My mother died of Leukemia at the age of 46. I was 22. After she passed, I promised myself I would give blood, but never did–too scared.
That was 11 years ago. Today, I kicked myself in the arse, put my game face on, and went to the local community center where they were holding a blood collect. I entered with much trepidation, but that nervousness quickly vanished as I was greeted by a group of charming senior citizen volunteers who immediately made me feel great about what I was doing for my fellow-man. Because in the end, that’s why I was there…To help save lives.
As was everyone there.
Well, there wasn’t that many “everyone” there. Just me and a couple more people–mostly older men and women. Where was my generation?
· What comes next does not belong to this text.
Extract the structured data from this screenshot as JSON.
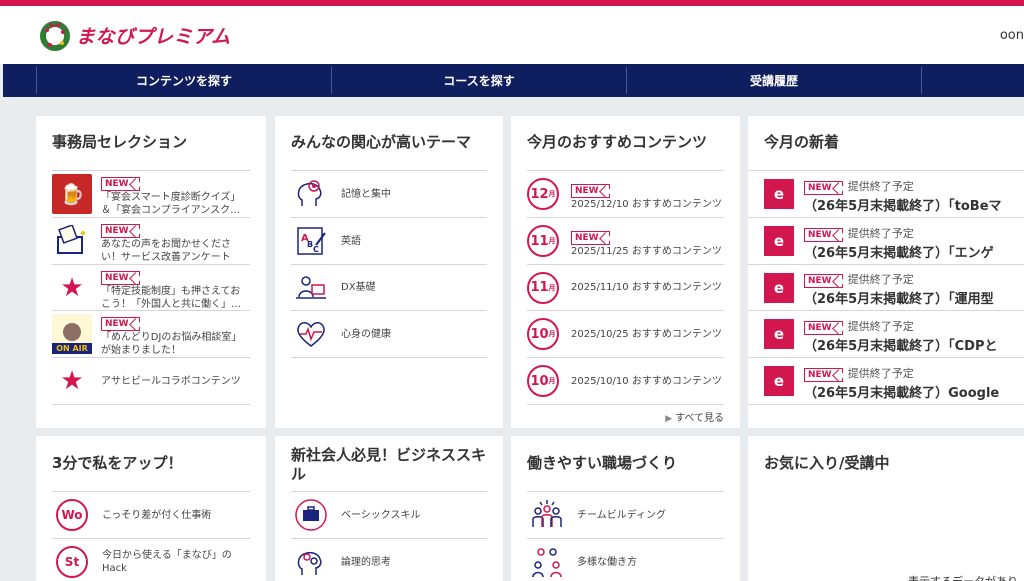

First, I had to fill out a very detailed questionnaire. By detailed I mean, highly personal questions followed by more embarrassing ones. Who’d I sleep with in the last 12 months? Have I used intravenous drugs? Have I ever been pregnant and if so, how did that pregnancy end: birth, abortion? Have I been to such and such country in the last 12 months? Have I ever paid for sex? Has anyone ever paid me for it? Have I ever slept with a man who may have slept with another man?
I don’t like answering these questions. It pisses me off.
But, I was willing to answer them because I wanted to fulfill my promise.
Why was I being asked all this?
What does it matter?
If you’re going to test my blood before you pump it into another human being, whom I presume is in dire need of it, and then proceed to test my blood for Hepatitis, HIV–all of the undesirables of the blood–why should it matter if I slept with a queer man or not? I’m here. I’m giving blood. Take it. Do what you want with it. I want you to put every drop of my blood under the microscope…Not my life.
Here are questions, which to me, would be deemed acceptable:
Are you HIV positive? Do you think you may be? Have you been practising safe sex in the last 12 months? Have you been tested for HIV? Do you use intravenous drugs?
If you answer no to all of these questions, you should be able to proceed. Of course, the blood is tested no matter what your answers are–as it should be. No one here is questioning that. At least, no willing blood donor.
Now, hear me out. If I slept with a bisexual man or paid an escort for sex, but practiced safe sex on both occasions, got tested diligently and was given a clean bill of health, what does that make my blood?
It makes it life saving blood.
There are risk groups/factors, I agree, but within those risk groups there are plenty of no risk donors. By rejecting these people on the basis of their sexual partners, and not their actual BLOOD, which if I remember correctly, is what the whole blood collect is about, we are cutting out a HUGE group of willing and healthy donors.
They took my blood today–I was considered low risk. Lucky me. Lucky you. Lucky everybody.
I left the place with a pamphlet and a sore arm. As I stepped out, I turned back and saw the line of old people waiting to give blood–bless them all–but, it occurred to me as I scanned the room for a young face–I didn’t have to ask where my generation was.
I guess my generation isn’t very low risk.
It’s definitely a queerer generation and if Héma-Québec doesn’t adjust to that reality, soon, their 3% donor population will dwindle to nothing.